▶ Exercise input
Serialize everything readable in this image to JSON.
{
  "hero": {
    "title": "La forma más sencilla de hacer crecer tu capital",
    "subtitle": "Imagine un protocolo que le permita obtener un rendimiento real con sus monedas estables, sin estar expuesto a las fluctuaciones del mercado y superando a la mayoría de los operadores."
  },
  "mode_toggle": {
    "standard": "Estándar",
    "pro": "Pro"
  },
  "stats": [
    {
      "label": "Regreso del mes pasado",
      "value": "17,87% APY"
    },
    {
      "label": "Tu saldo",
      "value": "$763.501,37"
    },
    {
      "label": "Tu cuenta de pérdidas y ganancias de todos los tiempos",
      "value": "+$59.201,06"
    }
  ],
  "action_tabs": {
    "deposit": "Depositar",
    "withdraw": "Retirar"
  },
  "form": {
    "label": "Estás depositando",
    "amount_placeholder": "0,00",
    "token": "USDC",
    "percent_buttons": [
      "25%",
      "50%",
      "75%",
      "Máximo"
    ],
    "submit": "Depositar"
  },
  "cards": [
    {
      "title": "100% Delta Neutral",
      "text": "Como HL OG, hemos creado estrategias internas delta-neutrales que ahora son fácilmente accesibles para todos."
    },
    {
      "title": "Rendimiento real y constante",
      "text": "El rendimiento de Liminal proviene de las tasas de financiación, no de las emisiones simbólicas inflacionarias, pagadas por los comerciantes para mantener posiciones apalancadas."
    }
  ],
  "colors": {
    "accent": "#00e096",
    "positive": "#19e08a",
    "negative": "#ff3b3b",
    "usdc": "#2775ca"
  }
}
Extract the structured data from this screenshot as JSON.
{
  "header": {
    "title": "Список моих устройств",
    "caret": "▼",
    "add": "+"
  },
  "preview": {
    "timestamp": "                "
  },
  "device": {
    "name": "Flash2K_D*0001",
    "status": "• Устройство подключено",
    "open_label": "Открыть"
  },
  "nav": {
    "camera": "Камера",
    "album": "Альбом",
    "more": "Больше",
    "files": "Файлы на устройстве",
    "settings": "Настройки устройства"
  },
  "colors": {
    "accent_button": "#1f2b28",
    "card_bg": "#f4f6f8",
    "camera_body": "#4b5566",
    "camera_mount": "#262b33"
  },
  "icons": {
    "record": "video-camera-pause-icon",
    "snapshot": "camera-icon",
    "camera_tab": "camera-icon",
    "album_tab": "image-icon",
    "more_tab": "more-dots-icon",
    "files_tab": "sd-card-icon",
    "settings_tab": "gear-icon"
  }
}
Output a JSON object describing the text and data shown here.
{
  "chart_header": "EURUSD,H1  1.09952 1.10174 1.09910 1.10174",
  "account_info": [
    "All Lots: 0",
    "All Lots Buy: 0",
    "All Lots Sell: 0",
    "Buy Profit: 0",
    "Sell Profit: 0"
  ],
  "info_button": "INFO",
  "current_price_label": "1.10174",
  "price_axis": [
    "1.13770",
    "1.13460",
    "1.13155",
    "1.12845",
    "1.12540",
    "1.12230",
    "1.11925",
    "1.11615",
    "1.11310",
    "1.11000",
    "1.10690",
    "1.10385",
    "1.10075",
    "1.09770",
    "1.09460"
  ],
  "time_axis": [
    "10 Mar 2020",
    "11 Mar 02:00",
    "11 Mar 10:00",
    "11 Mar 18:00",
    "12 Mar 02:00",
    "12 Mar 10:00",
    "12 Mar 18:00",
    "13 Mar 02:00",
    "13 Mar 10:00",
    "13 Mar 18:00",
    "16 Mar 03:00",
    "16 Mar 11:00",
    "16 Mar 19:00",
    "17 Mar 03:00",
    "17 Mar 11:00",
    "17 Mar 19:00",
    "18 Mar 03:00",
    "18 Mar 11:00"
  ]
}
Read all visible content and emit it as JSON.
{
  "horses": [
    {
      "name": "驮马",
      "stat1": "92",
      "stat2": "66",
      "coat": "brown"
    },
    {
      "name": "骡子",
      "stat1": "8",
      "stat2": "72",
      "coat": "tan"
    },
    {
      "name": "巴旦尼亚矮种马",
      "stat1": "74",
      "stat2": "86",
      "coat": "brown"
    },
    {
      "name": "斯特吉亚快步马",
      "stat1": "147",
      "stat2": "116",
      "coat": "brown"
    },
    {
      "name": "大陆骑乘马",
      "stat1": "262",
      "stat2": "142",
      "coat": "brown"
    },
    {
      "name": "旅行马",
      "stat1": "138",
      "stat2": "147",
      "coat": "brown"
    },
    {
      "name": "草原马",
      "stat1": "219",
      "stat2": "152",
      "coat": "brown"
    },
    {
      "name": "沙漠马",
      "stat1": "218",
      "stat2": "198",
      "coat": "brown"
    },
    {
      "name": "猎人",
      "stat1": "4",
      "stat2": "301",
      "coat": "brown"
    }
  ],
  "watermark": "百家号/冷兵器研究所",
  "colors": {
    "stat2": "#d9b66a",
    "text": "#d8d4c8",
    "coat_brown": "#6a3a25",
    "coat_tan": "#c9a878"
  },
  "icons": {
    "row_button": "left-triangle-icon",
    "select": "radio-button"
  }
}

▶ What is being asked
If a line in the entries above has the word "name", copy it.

▶ Result for this task
    "name": "Flash2K_D*0001",
      "name": "驮马",
      "name": "骡子",
      "name": "巴旦尼亚矮种马",
      "name": "斯特吉亚快步马",
      "name": "大陆骑乘马",
      "name": "旅行马",
      "name": "草原马",
      "name": "沙漠马",
      "name": "猎人",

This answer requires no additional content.